- [What is being asked]:
Copy the data precisely, keeping every character.
-- -- --
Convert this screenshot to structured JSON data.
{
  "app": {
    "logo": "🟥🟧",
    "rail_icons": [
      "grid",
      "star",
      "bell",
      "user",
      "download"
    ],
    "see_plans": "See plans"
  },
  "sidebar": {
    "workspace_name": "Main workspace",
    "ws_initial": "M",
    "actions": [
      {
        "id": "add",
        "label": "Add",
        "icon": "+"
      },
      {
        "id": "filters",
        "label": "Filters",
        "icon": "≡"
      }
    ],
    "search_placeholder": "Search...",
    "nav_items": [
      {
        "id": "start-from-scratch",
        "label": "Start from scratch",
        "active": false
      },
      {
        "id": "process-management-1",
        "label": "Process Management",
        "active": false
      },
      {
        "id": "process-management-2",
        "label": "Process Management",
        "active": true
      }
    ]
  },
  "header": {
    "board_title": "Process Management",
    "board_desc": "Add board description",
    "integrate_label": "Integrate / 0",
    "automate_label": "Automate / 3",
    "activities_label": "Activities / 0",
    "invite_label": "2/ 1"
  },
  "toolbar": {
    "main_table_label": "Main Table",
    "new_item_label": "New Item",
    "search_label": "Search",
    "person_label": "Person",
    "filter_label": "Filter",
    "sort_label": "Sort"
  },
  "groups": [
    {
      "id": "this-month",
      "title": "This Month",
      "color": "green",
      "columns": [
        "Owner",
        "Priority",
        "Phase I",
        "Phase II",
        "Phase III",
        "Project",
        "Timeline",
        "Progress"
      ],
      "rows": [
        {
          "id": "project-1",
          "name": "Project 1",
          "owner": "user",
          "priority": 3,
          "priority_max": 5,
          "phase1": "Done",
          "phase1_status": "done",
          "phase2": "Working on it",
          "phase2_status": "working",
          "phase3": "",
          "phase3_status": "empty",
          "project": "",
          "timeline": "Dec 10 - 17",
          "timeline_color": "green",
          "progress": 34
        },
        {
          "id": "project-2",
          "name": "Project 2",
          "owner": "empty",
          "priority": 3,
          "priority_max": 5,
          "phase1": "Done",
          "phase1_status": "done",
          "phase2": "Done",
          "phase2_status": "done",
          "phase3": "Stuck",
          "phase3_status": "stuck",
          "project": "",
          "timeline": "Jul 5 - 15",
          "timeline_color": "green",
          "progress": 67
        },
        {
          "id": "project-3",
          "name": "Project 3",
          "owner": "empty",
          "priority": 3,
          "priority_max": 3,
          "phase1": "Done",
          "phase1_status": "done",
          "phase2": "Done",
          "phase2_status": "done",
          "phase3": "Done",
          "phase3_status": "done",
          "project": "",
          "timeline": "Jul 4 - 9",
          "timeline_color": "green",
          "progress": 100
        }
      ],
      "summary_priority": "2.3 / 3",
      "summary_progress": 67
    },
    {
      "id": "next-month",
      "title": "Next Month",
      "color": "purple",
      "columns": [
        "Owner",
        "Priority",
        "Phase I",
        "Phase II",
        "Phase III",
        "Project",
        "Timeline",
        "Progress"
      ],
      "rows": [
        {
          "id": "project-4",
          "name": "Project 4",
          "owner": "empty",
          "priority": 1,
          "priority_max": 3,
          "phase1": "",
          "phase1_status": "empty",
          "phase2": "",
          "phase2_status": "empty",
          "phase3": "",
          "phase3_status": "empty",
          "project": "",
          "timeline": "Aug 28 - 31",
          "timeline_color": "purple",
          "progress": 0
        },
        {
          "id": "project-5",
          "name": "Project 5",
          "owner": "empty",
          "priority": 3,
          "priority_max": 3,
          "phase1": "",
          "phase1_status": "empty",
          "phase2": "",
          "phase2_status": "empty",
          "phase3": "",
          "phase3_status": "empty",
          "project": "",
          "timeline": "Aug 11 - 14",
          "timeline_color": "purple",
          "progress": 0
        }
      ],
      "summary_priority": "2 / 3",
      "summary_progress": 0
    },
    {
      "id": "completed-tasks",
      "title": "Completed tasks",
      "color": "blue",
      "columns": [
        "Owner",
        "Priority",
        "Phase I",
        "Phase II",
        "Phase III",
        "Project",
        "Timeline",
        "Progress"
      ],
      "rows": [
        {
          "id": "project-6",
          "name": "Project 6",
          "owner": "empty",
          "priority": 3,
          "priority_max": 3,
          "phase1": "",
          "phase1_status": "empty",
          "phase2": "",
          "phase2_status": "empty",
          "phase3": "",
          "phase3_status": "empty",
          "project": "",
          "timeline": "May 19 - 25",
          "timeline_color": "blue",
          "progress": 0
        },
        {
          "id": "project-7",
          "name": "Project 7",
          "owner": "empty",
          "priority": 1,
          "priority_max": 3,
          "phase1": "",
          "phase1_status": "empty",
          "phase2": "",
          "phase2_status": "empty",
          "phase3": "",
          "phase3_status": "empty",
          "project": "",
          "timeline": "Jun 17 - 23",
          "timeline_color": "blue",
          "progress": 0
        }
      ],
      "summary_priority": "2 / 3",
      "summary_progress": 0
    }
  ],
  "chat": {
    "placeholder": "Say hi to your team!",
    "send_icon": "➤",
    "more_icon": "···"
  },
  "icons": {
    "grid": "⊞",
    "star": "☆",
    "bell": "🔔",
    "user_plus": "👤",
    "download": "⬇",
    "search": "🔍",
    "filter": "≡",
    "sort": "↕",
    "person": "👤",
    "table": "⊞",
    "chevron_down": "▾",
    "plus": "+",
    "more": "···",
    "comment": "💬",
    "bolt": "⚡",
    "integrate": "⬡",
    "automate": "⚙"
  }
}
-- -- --
- [Result]:
Convert this screenshot to structured JSON data.
{
  "app": {
    "logo": "🟥🟧",
    "rail_icons": [
      "grid",
      "star",
      "bell",
      "user",
      "download"
    ],
    "see_plans": "See plans"
  },
  "sidebar": {
    "workspace_name": "Main workspace",
    "ws_initial": "M",
    "actions": [
      {
        "id": "add",
        "label": "Add",
        "icon": "+"
      },
      {
        "id": "filters",
        "label": "Filters",
        "icon": "≡"
      }
    ],
    "search_placeholder": "Search...",
    "nav_items": [
      {
        "id": "start-from-scratch",
        "label": "Start from scratch",
        "active": false
      },
      {
        "id": "process-management-1",
        "label": "Process Management",
        "active": false
      },
      {
        "id": "process-management-2",
        "label": "Process Management",
        "active": true
      }
    ]
  },
  "header": {
    "board_title": "Process Management",
    "board_desc": "Add board description",
    "integrate_label": "Integrate / 0",
    "automate_label": "Automate / 3",
    "activities_label": "Activities / 0",
    "invite_label": "2/ 1"
  },
  "toolbar": {
    "main_table_label": "Main Table",
    "new_item_label": "New Item",
    "search_label": "Search",
    "person_label": "Person",
    "filter_label": "Filter",
    "sort_label": "Sort"
  },
  "groups": [
    {
      "id": "this-month",
      "title": "This Month",
      "color": "green",
      "columns": [
        "Owner",
        "Priority",
        "Phase I",
        "Phase II",
        "Phase III",
        "Project",
        "Timeline",
        "Progress"
      ],
      "rows": [
        {
          "id": "project-1",
          "name": "Project 1",
          "owner": "user",
          "priority": 3,
          "priority_max": 5,
          "phase1": "Done",
          "phase1_status": "done",
          "phase2": "Working on it",
          "phase2_status": "working",
          "phase3": "",
          "phase3_status": "empty",
          "project": "",
          "timeline": "Dec 10 - 17",
          "timeline_color": "green",
          "progress": 34
        },
        {
          "id": "project-2",
          "name": "Project 2",
          "owner": "empty",
          "priority": 3,
          "priority_max": 5,
          "phase1": "Done",
          "phase1_status": "done",
          "phase2": "Done",
          "phase2_status": "done",
          "phase3": "Stuck",
          "phase3_status": "stuck",
          "project": "",
          "timeline": "Jul 5 - 15",
          "timeline_color": "green",
          "progress": 67
        },
        {
          "id": "project-3",
          "name": "Project 3",
          "owner": "empty",
          "priority": 3,
          "priority_max": 3,
          "phase1": "Done",
          "phase1_status": "done",
          "phase2": "Done",
          "phase2_status": "done",
          "phase3": "Done",
          "phase3_status": "done",
          "project": "",
          "timeline": "Jul 4 - 9",
          "timeline_color": "green",
          "progress": 100
        }
      ],
      "summary_priority": "2.3 / 3",
      "summary_progress": 67
    },
    {
      "id": "next-month",
      "title": "Next Month",
      "color": "purple",
      "columns": [
        "Owner",
        "Priority",
        "Phase I",
        "Phase II",
        "Phase III",
        "Project",
        "Timeline",
        "Progress"
      ],
      "rows": [
        {
          "id": "project-4",
          "name": "Project 4",
          "owner": "empty",
          "priority": 1,
          "priority_max": 3,
          "phase1": "",
          "phase1_status": "empty",
          "phase2": "",
          "phase2_status": "empty",
          "phase3": "",
          "phase3_status": "empty",
          "project": "",
          "timeline": "Aug 28 - 31",
          "timeline_color": "purple",
          "progress": 0
        },
        {
          "id": "project-5",
          "name": "Project 5",
          "owner": "empty",
          "priority": 3,
          "priority_max": 3,
          "phase1": "",
          "phase1_status": "empty",
          "phase2": "",
          "phase2_status": "empty",
          "phase3": "",
          "phase3_status": "empty",
          "project": "",
          "timeline": "Aug 11 - 14",
          "timeline_color": "purple",
          "progress": 0
        }
      ],
      "summary_priority": "2 / 3",
      "summary_progress": 0
    },
    {
      "id": "completed-tasks",
      "title": "Completed tasks",
      "color": "blue",
      "columns": [
        "Owner",
        "Priority",
        "Phase I",
        "Phase II",
        "Phase III",
        "Project",
        "Timeline",
        "Progress"
      ],
      "rows": [
        {
          "id": "project-6",
          "name": "Project 6",
          "owner": "empty",
          "priority": 3,
          "priority_max": 3,
          "phase1": "",
          "phase1_status": "empty",
          "phase2": "",
          "phase2_status": "empty",
          "phase3": "",
          "phase3_status": "empty",
          "project": "",
          "timeline": "May 19 - 25",
          "timeline_color": "blue",
          "progress": 0
        },
        {
          "id": "project-7",
          "name": "Project 7",
          "owner": "empty",
          "priority": 1,
          "priority_max": 3,
          "phase1": "",
          "phase1_status": "empty",
          "phase2": "",
          "phase2_status": "empty",
          "phase3": "",
          "phase3_status": "empty",
          "project": "",
          "timeline": "Jun 17 - 23",
          "timeline_color": "blue",
          "progress": 0
        }
      ],
      "summary_priority": "2 / 3",
      "summary_progress": 0
    }
  ],
  "chat": {
    "placeholder": "Say hi to your team!",
    "send_icon": "➤",
    "more_icon": "···"
  },
  "icons": {
    "grid": "⊞",
    "star": "☆",
    "bell": "🔔",
    "user_plus": "👤",
    "download": "⬇",
    "search": "🔍",
    "filter": "≡",
    "sort": "↕",
    "person": "👤",
    "table": "⊞",
    "chevron_down": "▾",
    "plus": "+",
    "more": "···",
    "comment": "💬",
    "bolt": "⚡",
    "integrate": "⬡",
    "automate": "⚙"
  }
}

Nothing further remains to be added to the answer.